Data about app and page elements

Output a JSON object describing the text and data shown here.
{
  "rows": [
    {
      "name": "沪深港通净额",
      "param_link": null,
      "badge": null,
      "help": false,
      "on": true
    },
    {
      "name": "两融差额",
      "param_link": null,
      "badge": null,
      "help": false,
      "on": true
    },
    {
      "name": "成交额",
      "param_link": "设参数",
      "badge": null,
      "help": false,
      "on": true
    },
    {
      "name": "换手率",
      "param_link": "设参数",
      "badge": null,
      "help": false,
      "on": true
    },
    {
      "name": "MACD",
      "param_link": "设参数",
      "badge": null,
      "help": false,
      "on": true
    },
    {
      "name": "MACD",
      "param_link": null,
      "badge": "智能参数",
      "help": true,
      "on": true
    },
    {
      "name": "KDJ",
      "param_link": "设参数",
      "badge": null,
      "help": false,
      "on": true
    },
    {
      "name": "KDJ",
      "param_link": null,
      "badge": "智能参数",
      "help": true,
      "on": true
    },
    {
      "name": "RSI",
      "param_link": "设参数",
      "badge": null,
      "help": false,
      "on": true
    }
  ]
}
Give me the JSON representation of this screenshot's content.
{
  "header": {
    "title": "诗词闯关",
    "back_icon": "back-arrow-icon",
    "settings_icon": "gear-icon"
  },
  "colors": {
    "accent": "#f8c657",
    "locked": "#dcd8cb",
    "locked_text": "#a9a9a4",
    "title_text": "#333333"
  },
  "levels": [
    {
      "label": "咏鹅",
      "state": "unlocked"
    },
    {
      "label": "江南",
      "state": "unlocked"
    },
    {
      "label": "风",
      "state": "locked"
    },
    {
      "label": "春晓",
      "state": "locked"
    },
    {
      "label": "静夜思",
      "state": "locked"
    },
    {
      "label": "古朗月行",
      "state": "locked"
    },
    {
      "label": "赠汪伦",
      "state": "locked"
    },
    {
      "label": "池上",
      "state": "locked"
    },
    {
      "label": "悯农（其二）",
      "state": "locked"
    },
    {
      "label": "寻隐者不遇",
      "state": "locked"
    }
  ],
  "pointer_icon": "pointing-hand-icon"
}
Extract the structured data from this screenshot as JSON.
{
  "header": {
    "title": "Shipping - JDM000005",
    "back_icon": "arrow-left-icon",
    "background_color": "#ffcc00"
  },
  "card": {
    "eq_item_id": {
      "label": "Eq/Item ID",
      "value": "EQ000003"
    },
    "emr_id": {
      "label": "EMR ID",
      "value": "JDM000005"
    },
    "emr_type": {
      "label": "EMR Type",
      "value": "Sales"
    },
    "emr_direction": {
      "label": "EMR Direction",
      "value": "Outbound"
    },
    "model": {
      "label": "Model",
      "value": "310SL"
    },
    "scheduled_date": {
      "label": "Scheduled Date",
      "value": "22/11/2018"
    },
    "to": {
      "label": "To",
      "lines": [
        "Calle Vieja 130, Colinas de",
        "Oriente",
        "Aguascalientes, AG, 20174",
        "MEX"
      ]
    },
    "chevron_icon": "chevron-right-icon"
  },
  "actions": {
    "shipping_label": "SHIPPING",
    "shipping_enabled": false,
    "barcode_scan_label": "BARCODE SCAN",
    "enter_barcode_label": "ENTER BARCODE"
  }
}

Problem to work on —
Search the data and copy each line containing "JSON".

Answer area —
Output a JSON object describing the text and data shown here.
Give me the JSON representation of this screenshot's content.
Extract the structured data from this screenshot as JSON.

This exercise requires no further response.